____ Material shown

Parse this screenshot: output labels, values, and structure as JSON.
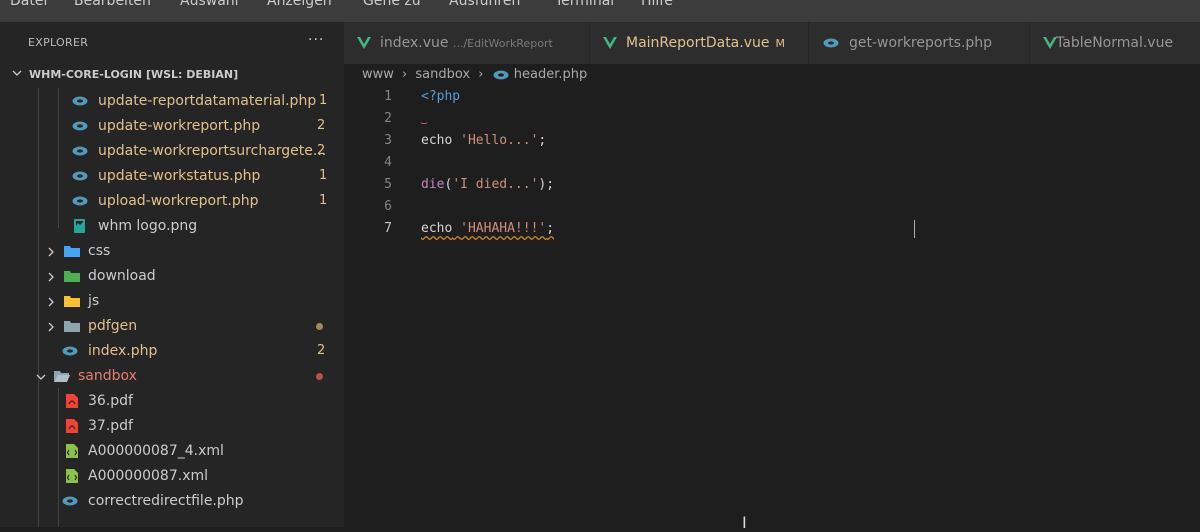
{
  "menu": {
    "items": [
      "Datei",
      "Bearbeiten",
      "Auswahl",
      "Anzeigen",
      "Gehe zu",
      "Ausführen",
      "Terminal",
      "Hilfe"
    ]
  },
  "explorer": {
    "title": "EXPLORER",
    "more": "···",
    "project": "WHM-CORE-LOGIN [WSL: DEBIAN]",
    "rows": [
      {
        "label": "update-reportdatamaterial.php",
        "icon": "php-icon",
        "badge": "1"
      },
      {
        "label": "update-workreport.php",
        "icon": "php-icon",
        "badge": "2"
      },
      {
        "label": "update-workreportsurchargete...",
        "icon": "php-icon",
        "badge": "2"
      },
      {
        "label": "update-workstatus.php",
        "icon": "php-icon",
        "badge": "1"
      },
      {
        "label": "upload-workreport.php",
        "icon": "php-icon",
        "badge": "1"
      },
      {
        "label": "whm logo.png",
        "icon": "image-icon",
        "badge": ""
      },
      {
        "label": "css",
        "icon": "folder-css-icon",
        "badge": ""
      },
      {
        "label": "download",
        "icon": "folder-download-icon",
        "badge": ""
      },
      {
        "label": "js",
        "icon": "folder-js-icon",
        "badge": ""
      },
      {
        "label": "pdfgen",
        "icon": "folder-icon",
        "badge": ""
      },
      {
        "label": "index.php",
        "icon": "php-icon",
        "badge": "2"
      },
      {
        "label": "sandbox",
        "icon": "folder-open-icon",
        "badge": ""
      },
      {
        "label": "36.pdf",
        "icon": "pdf-icon",
        "badge": ""
      },
      {
        "label": "37.pdf",
        "icon": "pdf-icon",
        "badge": ""
      },
      {
        "label": "A000000087_4.xml",
        "icon": "xml-icon",
        "badge": ""
      },
      {
        "label": "A000000087.xml",
        "icon": "xml-icon",
        "badge": ""
      },
      {
        "label": "correctredirectfile.php",
        "icon": "php-icon",
        "badge": ""
      }
    ]
  },
  "tabs": [
    {
      "label": "index.vue",
      "sub": ".../EditWorkReport",
      "modified": "",
      "icon": "vue-icon"
    },
    {
      "label": "MainReportData.vue",
      "sub": "",
      "modified": "M",
      "icon": "vue-icon"
    },
    {
      "label": "get-workreports.php",
      "sub": "",
      "modified": "",
      "icon": "php-icon"
    },
    {
      "label": "TableNormal.vue",
      "sub": "",
      "modified": "",
      "icon": "vue-icon"
    }
  ],
  "breadcrumb": {
    "parts": [
      "www",
      "sandbox",
      "header.php"
    ]
  },
  "editor": {
    "line_numbers": [
      "1",
      "2",
      "3",
      "4",
      "5",
      "6",
      "7"
    ],
    "lines": {
      "l1": "<?php",
      "l3_kw": "echo",
      "l3_str": "'Hello...'",
      "l3_end": ";",
      "l5_fn": "die",
      "l5_open": "(",
      "l5_str": "'I died...'",
      "l5_end": ");",
      "l7_kw": "echo",
      "l7_str": "'HAHAHA!!!'",
      "l7_end": ";"
    }
  },
  "colors": {
    "accent": "#007acc",
    "modified": "#e2c08d",
    "error": "#e67e73",
    "php": "#519aba",
    "vue": "#41b883"
  }
}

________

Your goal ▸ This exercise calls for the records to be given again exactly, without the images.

Answer section ▸
Parse this screenshot: output labels, values, and structure as JSON.
{
  "menu": {
    "items": [
      "Datei",
      "Bearbeiten",
      "Auswahl",
      "Anzeigen",
      "Gehe zu",
      "Ausführen",
      "Terminal",
      "Hilfe"
    ]
  },
  "explorer": {
    "title": "EXPLORER",
    "more": "···",
    "project": "WHM-CORE-LOGIN [WSL: DEBIAN]",
    "rows": [
      {
        "label": "update-reportdatamaterial.php",
        "icon": "php-icon",
        "badge": "1"
      },
      {
        "label": "update-workreport.php",
        "icon": "php-icon",
        "badge": "2"
      },
      {
        "label": "update-workreportsurchargete...",
        "icon": "php-icon",
        "badge": "2"
      },
      {
        "label": "update-workstatus.php",
        "icon": "php-icon",
        "badge": "1"
      },
      {
        "label": "upload-workreport.php",
        "icon": "php-icon",
        "badge": "1"
      },
      {
        "label": "whm logo.png",
        "icon": "image-icon",
        "badge": ""
      },
      {
        "label": "css",
        "icon": "folder-css-icon",
        "badge": ""
      },
      {
        "label": "download",
        "icon": "folder-download-icon",
        "badge": ""
      },
      {
        "label": "js",
        "icon": "folder-js-icon",
        "badge": ""
      },
      {
        "label": "pdfgen",
        "icon": "folder-icon",
        "badge": ""
      },
      {
        "label": "index.php",
        "icon": "php-icon",
        "badge": "2"
      },
      {
        "label": "sandbox",
        "icon": "folder-open-icon",
        "badge": ""
      },
      {
        "label": "36.pdf",
        "icon": "pdf-icon",
        "badge": ""
      },
      {
        "label": "37.pdf",
        "icon": "pdf-icon",
        "badge": ""
      },
      {
        "label": "A000000087_4.xml",
        "icon": "xml-icon",
        "badge": ""
      },
      {
        "label": "A000000087.xml",
        "icon": "xml-icon",
        "badge": ""
      },
      {
        "label": "correctredirectfile.php",
        "icon": "php-icon",
        "badge": ""
      }
    ]
  },
  "tabs": [
    {
      "label": "index.vue",
      "sub": ".../EditWorkReport",
      "modified": "",
      "icon": "vue-icon"
    },
    {
      "label": "MainReportData.vue",
      "sub": "",
      "modified": "M",
      "icon": "vue-icon"
    },
    {
      "label": "get-workreports.php",
      "sub": "",
      "modified": "",
      "icon": "php-icon"
    },
    {
      "label": "TableNormal.vue",
      "sub": "",
      "modified": "",
      "icon": "vue-icon"
    }
  ],
  "breadcrumb": {
    "parts": [
      "www",
      "sandbox",
      "header.php"
    ]
  },
  "editor": {
    "line_numbers": [
      "1",
      "2",
      "3",
      "4",
      "5",
      "6",
      "7"
    ],
    "lines": {
      "l1": "<?php",
      "l3_kw": "echo",
      "l3_str": "'Hello...'",
      "l3_end": ";",
      "l5_fn": "die",
      "l5_open": "(",
      "l5_str": "'I died...'",
      "l5_end": ");",
      "l7_kw": "echo",
      "l7_str": "'HAHAHA!!!'",
      "l7_end": ";"
    }
  },
  "colors": {
    "accent": "#007acc",
    "modified": "#e2c08d",
    "error": "#e67e73",
    "php": "#519aba",
    "vue": "#41b883"
  }
}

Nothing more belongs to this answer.